“The psychopath shows a remarkable disregard for truth and is to be trusted no more in his accounts of the past than in his promises for the future or his statement of present intentions. He gives the impression that he is incapable of ever attaining realistic comprehension of an attitude in other people which causes them to value truth and cherish truthfulness in themselves."
Lack of remorse and shame:
“The psychopath apparently cannot accept substantial blame for the various misfortunes which befall him and which he brings down upon others, usually he denies emphatically all responsibility and directly accuses others as responsible…
“Whether judged in the light of his conduct, of his attitude, or of material elicited in psychiatric examination, he shows almost no sense of shame. His career is always full of exploits, any one of which would wither even the more callous representatives of the ordinary man. Yet he does not, despite his able protestations, show the slightest evidence of major humiliation or regret. This is true of matters pertaining to his personal and selfish pride and to esthetic standards that he avows as well as to moral or humanitarian matters. If Santayana is correct in saying that ‘perhaps the true dignity of man is his ability to despise himself,’ the psychopath is without a means to acquire true dignity."
They can’t see themselves as others see them:
"He [the psychopath] has absolutely no capacity to see himself as others see him. It is perhaps more accurate to say that he has no ability to know how others feel when they see him or to experience subjectively anything comparable about the situation…
“This is almost astonishing in view of the psychopath's perfect orientation, his ability and willingness to reason or to go through the forms of reasoning, and his perfect freedom from delusions and other signs of an ordinary psychosis. Usually, instead of facing facts that would ordinarily lead to insight, he projects, blaming his troubles on others with the flimsiest of pretext but with elaborate and subtle rationalization. Occasionally, however, he will perfunctorily admit himself to blame for everything and analyze his case from what seems to be almost a psychiatric viewpoint, but we can see that his conclusions have little actual significance for him. Some of these patients mentioned spoke fluently of the psychopathic personality, quoted the literature, and suggested this diagnosis for themselves.
“Soon this apparent insight was seen to be not merely imperfect but a consistent and thorough artifact. Perhaps it was less a voluntary deception than a simulation in which the simulator himself fails to realize his lack of emotional grasp or that he is simulating or what he is simulating. The patient seems to have little or no ability to feel the significance of his situation, to experience the real emotions of regret or shame or determination to improve, or to realize that this is lacking. His clever statements have been hardly more than verbal reflexes; even his facial expressions are without the underlying content they imply. This is not insight but an excellent mimicry of insight.
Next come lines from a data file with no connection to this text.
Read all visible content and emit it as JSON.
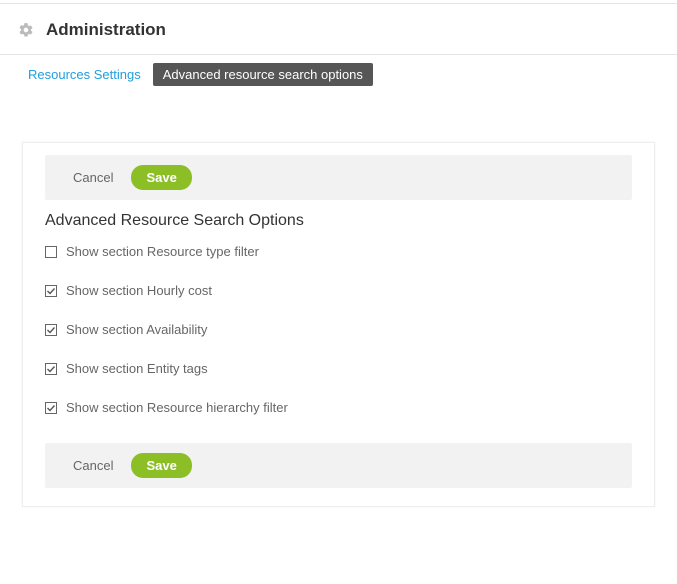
{
  "header": {
    "title": "Administration"
  },
  "tabs": {
    "inactive": "Resources Settings",
    "active": "Advanced resource search options"
  },
  "buttons": {
    "cancel": "Cancel",
    "save": "Save"
  },
  "section": {
    "title": "Advanced Resource Search Options"
  },
  "options": [
    {
      "label": "Show section Resource type filter",
      "checked": false
    },
    {
      "label": "Show section Hourly cost",
      "checked": true
    },
    {
      "label": "Show section Availability",
      "checked": true
    },
    {
      "label": "Show section Entity tags",
      "checked": true
    },
    {
      "label": "Show section Resource hierarchy filter",
      "checked": true
    }
  ]
}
No sincere intention can spring from his conclusions because no affective conviction is there to move him.”
A Few Thoughts On Human Malice
1. This passage from Stout’s book is excerpted from Andrew Lobaczewski, Political Ponerology (Red Pill Press, 2007), pp. 10-12.
2. Cleckley’s work can be accessed at http://www.cassiopaea.com/cassiopaea/sanity_1.PdF. The passages quoted can be found on pages 341, 343, 350-351, and 369-371.
(March 15, 2021)